Source records:
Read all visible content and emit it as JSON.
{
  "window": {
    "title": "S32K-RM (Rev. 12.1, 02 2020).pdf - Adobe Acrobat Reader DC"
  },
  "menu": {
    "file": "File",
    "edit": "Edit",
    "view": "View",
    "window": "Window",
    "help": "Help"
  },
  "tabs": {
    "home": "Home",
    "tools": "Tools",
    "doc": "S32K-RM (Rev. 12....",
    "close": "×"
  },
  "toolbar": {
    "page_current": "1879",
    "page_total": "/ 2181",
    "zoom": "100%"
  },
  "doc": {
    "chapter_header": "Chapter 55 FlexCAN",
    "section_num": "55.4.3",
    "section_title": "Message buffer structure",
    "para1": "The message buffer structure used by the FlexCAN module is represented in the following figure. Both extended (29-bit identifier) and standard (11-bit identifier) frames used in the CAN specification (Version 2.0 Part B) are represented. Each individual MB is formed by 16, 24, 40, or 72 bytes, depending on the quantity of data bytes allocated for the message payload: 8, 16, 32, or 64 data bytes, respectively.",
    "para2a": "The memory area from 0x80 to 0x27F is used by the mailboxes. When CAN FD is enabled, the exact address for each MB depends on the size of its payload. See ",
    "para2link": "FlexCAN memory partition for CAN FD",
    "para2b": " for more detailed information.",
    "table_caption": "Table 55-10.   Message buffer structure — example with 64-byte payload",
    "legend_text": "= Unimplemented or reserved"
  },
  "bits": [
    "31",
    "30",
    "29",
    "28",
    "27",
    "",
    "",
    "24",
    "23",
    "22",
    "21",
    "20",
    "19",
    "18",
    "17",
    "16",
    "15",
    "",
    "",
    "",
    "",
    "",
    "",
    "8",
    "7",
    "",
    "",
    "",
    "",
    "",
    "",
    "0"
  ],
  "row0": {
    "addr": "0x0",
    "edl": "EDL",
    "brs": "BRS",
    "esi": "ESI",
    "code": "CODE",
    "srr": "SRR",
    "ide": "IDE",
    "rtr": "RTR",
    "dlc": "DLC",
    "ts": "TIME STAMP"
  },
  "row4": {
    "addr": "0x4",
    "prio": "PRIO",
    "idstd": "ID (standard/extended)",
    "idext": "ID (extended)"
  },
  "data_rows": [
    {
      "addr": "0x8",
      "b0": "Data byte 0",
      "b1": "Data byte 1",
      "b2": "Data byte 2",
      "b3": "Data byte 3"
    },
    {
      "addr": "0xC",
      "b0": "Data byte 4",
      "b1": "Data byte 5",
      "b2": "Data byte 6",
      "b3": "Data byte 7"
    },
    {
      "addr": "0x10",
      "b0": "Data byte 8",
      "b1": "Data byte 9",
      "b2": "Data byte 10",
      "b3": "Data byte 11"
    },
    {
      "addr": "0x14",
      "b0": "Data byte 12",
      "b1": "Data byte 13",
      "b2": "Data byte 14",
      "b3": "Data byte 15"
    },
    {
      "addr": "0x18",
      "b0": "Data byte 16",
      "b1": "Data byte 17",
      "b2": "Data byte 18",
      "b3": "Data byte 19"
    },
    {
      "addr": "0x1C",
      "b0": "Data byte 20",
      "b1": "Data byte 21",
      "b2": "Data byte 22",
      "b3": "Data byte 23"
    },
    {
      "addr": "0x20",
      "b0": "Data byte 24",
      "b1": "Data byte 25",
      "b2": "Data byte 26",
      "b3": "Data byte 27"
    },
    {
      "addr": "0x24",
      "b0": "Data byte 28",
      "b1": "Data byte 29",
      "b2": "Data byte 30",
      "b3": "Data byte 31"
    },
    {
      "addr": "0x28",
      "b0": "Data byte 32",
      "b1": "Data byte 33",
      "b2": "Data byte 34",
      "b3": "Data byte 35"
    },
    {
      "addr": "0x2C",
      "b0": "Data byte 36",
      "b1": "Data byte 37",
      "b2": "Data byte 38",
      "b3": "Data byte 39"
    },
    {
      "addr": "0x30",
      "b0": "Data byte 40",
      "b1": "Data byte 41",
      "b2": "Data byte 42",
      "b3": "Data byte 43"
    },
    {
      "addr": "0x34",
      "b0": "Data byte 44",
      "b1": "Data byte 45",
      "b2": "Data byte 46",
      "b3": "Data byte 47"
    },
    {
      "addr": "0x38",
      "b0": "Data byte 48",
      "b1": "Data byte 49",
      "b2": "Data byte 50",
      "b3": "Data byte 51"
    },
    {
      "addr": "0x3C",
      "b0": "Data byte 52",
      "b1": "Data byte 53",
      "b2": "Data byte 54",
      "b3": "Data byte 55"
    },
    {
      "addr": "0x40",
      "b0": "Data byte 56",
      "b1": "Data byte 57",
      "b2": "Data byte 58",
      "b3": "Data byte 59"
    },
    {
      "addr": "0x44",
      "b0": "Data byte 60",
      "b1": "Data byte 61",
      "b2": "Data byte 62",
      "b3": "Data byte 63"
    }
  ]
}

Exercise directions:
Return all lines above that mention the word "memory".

Response area:
    "para2a": "The memory area from 0x80 to 0x27F is used by the mailboxes. When CAN FD is enabled, the exact address for each MB depends on the size of its payload. See ",
    "para2link": "FlexCAN memory partition for CAN FD",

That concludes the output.